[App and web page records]
--------

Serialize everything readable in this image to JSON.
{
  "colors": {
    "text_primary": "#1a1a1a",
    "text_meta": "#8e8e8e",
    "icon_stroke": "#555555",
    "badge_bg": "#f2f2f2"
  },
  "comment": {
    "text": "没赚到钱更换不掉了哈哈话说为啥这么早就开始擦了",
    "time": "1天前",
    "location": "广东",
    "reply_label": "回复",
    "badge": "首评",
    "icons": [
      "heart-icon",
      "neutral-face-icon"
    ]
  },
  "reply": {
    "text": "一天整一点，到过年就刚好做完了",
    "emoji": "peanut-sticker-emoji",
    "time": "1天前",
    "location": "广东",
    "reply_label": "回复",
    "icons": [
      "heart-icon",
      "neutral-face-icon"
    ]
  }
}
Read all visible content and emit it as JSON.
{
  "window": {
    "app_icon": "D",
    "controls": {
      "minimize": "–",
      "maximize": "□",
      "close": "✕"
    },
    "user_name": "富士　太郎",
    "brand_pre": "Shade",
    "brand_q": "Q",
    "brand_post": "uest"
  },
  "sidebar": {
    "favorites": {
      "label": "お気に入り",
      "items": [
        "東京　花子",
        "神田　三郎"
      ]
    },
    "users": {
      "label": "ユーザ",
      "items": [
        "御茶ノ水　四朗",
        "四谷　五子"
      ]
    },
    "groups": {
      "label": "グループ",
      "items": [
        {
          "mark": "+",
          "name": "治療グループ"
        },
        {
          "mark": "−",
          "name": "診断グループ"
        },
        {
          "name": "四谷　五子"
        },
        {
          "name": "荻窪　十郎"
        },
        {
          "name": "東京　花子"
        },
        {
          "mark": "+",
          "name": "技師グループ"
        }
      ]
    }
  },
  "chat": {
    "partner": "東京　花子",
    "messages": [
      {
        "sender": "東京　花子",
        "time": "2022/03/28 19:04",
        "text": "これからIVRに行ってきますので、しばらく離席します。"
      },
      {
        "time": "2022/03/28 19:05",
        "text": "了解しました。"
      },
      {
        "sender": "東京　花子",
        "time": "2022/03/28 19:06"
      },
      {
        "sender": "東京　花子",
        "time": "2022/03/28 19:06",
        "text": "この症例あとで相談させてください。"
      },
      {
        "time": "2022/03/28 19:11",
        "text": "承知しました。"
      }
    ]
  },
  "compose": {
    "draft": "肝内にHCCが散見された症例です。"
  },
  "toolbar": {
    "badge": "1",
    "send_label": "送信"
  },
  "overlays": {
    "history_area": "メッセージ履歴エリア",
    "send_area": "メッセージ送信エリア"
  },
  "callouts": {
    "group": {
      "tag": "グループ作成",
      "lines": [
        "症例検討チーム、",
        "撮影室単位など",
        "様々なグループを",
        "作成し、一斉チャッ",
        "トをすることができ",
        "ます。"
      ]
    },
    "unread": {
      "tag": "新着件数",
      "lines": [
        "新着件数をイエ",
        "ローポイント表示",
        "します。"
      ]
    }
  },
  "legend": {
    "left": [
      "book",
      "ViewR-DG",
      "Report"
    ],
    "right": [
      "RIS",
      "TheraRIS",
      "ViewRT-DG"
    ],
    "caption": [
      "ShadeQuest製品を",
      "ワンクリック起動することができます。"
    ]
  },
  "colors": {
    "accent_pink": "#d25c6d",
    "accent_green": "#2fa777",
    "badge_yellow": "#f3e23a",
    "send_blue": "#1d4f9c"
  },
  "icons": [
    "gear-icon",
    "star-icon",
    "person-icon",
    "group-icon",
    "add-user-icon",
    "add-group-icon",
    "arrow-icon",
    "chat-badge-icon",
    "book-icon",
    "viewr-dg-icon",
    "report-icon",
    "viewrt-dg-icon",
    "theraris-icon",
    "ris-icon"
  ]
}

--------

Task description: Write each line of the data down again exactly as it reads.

Written solution:
Serialize everything readable in this image to JSON.
{
  "colors": {
    "text_primary": "#1a1a1a",
    "text_meta": "#8e8e8e",
    "icon_stroke": "#555555",
    "badge_bg": "#f2f2f2"
  },
  "comment": {
    "text": "没赚到钱更换不掉了哈哈话说为啥这么早就开始擦了",
    "time": "1天前",
    "location": "广东",
    "reply_label": "回复",
    "badge": "首评",
    "icons": [
      "heart-icon",
      "neutral-face-icon"
    ]
  },
  "reply": {
    "text": "一天整一点，到过年就刚好做完了",
    "emoji": "peanut-sticker-emoji",
    "time": "1天前",
    "location": "广东",
    "reply_label": "回复",
    "icons": [
      "heart-icon",
      "neutral-face-icon"
    ]
  }
}
Read all visible content and emit it as JSON.
{
  "window": {
    "app_icon": "D",
    "controls": {
      "minimize": "–",
      "maximize": "□",
      "close": "✕"
    },
    "user_name": "富士　太郎",
    "brand_pre": "Shade",
    "brand_q": "Q",
    "brand_post": "uest"
  },
  "sidebar": {
    "favorites": {
      "label": "お気に入り",
      "items": [
        "東京　花子",
        "神田　三郎"
      ]
    },
    "users": {
      "label": "ユーザ",
      "items": [
        "御茶ノ水　四朗",
        "四谷　五子"
      ]
    },
    "groups": {
      "label": "グループ",
      "items": [
        {
          "mark": "+",
          "name": "治療グループ"
        },
        {
          "mark": "−",
          "name": "診断グループ"
        },
        {
          "name": "四谷　五子"
        },
        {
          "name": "荻窪　十郎"
        },
        {
          "name": "東京　花子"
        },
        {
          "mark": "+",
          "name": "技師グループ"
        }
      ]
    }
  },
  "chat": {
    "partner": "東京　花子",
    "messages": [
      {
        "sender": "東京　花子",
        "time": "2022/03/28 19:04",
        "text": "これからIVRに行ってきますので、しばらく離席します。"
      },
      {
        "time": "2022/03/28 19:05",
        "text": "了解しました。"
      },
      {
        "sender": "東京　花子",
        "time": "2022/03/28 19:06"
      },
      {
        "sender": "東京　花子",
        "time": "2022/03/28 19:06",
        "text": "この症例あとで相談させてください。"
      },
      {
        "time": "2022/03/28 19:11",
        "text": "承知しました。"
      }
    ]
  },
  "compose": {
    "draft": "肝内にHCCが散見された症例です。"
  },
  "toolbar": {
    "badge": "1",
    "send_label": "送信"
  },
  "overlays": {
    "history_area": "メッセージ履歴エリア",
    "send_area": "メッセージ送信エリア"
  },
  "callouts": {
    "group": {
      "tag": "グループ作成",
      "lines": [
        "症例検討チーム、",
        "撮影室単位など",
        "様々なグループを",
        "作成し、一斉チャッ",
        "トをすることができ",
        "ます。"
      ]
    },
    "unread": {
      "tag": "新着件数",
      "lines": [
        "新着件数をイエ",
        "ローポイント表示",
        "します。"
      ]
    }
  },
  "legend": {
    "left": [
      "book",
      "ViewR-DG",
      "Report"
    ],
    "right": [
      "RIS",
      "TheraRIS",
      "ViewRT-DG"
    ],
    "caption": [
      "ShadeQuest製品を",
      "ワンクリック起動することができます。"
    ]
  },
  "colors": {
    "accent_pink": "#d25c6d",
    "accent_green": "#2fa777",
    "badge_yellow": "#f3e23a",
    "send_blue": "#1d4f9c"
  },
  "icons": [
    "gear-icon",
    "star-icon",
    "person-icon",
    "group-icon",
    "add-user-icon",
    "add-group-icon",
    "arrow-icon",
    "chat-badge-icon",
    "book-icon",
    "viewr-dg-icon",
    "report-icon",
    "viewrt-dg-icon",
    "theraris-icon",
    "ris-icon"
  ]
}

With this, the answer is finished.